Dolby Digital EX provides a rear centre channel by matrixing it in the two 2 rear channels. It can then be extracted in a similar fashion to Dolby Pro-Logic's extraction of a front centre channel from a 2 channel source. Otherwise, Dolby Digital is a discrete format. (Although, cross channel information is used in the lossy compression process.) In some cases, 4 rear channels (7.1 total from a 5.1 source) are used; the rear centre channel is split across the rearmost 2 channels. Support for EX is more readily found in movie theatres, where typically 8-20 rear loudspeakers are already installed in a rear array, to provide good coverage of the auditorium and a "diffuse" soundfield. It should be noted, then, that Dolby Digital EX is really a separate system: it is a "bolt on" to the core 5.1 audio compression standard in order to provide a sixth channel that could otherwise not be accommodated.

Applications of Dolby Digital

Dolby Digital SR-D cinema soundtracks are optically recorded on a 35mm release print using sequential data blocks placed between every perforation hole on the sound track side of the film. A CCD scanner in the projector picks up a scanned video image of this area, and a processor correlates the image area and extracts the digital data as an AC-3 bitstream. This data is finally decoded into a 5.1 channel audio source.
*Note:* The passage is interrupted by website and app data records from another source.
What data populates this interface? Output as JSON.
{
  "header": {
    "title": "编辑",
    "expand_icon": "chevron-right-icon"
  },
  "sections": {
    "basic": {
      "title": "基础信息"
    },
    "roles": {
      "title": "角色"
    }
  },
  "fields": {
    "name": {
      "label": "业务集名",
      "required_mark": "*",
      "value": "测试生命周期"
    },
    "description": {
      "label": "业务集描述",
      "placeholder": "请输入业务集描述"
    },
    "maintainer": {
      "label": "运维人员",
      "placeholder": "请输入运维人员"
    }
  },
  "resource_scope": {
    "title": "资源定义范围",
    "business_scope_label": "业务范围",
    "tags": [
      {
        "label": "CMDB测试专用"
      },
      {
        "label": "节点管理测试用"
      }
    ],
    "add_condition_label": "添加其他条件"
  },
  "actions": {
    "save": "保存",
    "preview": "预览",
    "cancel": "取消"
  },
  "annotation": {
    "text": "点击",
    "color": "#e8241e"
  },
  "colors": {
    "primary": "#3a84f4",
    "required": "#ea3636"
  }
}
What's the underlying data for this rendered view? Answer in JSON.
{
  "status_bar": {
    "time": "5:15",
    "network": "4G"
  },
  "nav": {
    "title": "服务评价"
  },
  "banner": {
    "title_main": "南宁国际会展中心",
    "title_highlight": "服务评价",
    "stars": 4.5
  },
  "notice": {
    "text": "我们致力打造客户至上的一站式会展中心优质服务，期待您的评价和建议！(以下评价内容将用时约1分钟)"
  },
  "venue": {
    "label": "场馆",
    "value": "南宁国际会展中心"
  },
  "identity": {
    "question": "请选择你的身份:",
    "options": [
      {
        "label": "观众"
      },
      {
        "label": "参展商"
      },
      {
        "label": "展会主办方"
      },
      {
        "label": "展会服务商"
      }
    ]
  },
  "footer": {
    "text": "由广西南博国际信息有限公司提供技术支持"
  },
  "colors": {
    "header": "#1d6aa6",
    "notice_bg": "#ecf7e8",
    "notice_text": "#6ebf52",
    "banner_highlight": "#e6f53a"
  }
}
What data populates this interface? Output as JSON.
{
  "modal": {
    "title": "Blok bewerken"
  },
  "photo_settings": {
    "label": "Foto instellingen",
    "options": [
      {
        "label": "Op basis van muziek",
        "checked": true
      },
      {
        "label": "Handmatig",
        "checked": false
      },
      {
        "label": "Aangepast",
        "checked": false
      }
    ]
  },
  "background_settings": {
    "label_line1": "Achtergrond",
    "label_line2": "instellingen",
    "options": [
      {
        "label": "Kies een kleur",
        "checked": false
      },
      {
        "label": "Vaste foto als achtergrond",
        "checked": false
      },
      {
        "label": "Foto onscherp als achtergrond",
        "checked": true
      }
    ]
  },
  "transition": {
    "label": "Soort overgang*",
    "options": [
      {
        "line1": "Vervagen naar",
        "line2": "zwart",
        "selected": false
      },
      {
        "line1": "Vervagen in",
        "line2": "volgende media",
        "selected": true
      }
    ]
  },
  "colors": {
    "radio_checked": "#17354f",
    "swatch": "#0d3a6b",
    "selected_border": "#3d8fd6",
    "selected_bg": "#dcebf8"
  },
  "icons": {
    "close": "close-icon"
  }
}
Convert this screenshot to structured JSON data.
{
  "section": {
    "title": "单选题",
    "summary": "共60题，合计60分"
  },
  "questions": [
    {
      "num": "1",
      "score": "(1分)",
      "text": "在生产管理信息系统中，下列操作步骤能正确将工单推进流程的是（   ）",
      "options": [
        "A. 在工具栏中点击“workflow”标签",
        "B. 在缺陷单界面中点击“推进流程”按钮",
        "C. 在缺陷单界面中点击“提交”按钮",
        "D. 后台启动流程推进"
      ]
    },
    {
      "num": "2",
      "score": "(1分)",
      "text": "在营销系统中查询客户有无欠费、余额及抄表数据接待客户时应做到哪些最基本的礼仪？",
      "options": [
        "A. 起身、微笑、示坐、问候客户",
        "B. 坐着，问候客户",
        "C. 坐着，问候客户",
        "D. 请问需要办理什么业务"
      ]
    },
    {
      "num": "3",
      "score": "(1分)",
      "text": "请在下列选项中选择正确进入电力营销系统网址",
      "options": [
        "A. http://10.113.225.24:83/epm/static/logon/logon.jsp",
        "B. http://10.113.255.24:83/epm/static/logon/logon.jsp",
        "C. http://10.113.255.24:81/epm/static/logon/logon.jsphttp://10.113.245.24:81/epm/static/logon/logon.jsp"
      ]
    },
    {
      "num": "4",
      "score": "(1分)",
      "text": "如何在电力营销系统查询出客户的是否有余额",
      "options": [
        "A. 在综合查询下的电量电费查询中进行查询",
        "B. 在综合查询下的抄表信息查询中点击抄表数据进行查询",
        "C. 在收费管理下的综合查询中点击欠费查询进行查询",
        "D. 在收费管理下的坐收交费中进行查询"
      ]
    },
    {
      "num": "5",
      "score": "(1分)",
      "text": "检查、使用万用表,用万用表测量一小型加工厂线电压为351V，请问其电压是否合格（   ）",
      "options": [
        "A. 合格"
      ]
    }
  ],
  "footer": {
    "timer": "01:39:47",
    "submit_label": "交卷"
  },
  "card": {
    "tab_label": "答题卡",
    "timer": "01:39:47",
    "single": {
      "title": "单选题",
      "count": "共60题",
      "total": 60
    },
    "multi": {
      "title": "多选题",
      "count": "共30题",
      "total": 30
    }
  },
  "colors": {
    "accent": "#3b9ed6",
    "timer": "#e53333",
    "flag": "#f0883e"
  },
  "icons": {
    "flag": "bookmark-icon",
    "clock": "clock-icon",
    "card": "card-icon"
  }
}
Dolby Digital audio is also used on DVD Video and other purely digital media, like home cinema. In this format, the AC-3 bitstream is interleaved with the video and control bitstreams.

The system is used in many bandwidth-limited applications other than DVD Video, such as digital TV.

AC-3 supports bitrates between 32 to 640 kbit/s; on DVD Video, up to 448 kbit/s.

AC-3 no longer represents the state-of-the-art in lossy audio compression, and Dolby is part of a group of organisations involved in the development of AAC (Advanced Audio Coding), part of MPEG specifications, and also considered the successor to MP3. AAC outperforms AC-3 at any bitrate, but is more complex. The advantages of AAC become clearly audible at less than 400 kbit/s for 5.1 channels, and at less than 180 kbit/s for 2.0 channels.

External links

Dolby Laboratories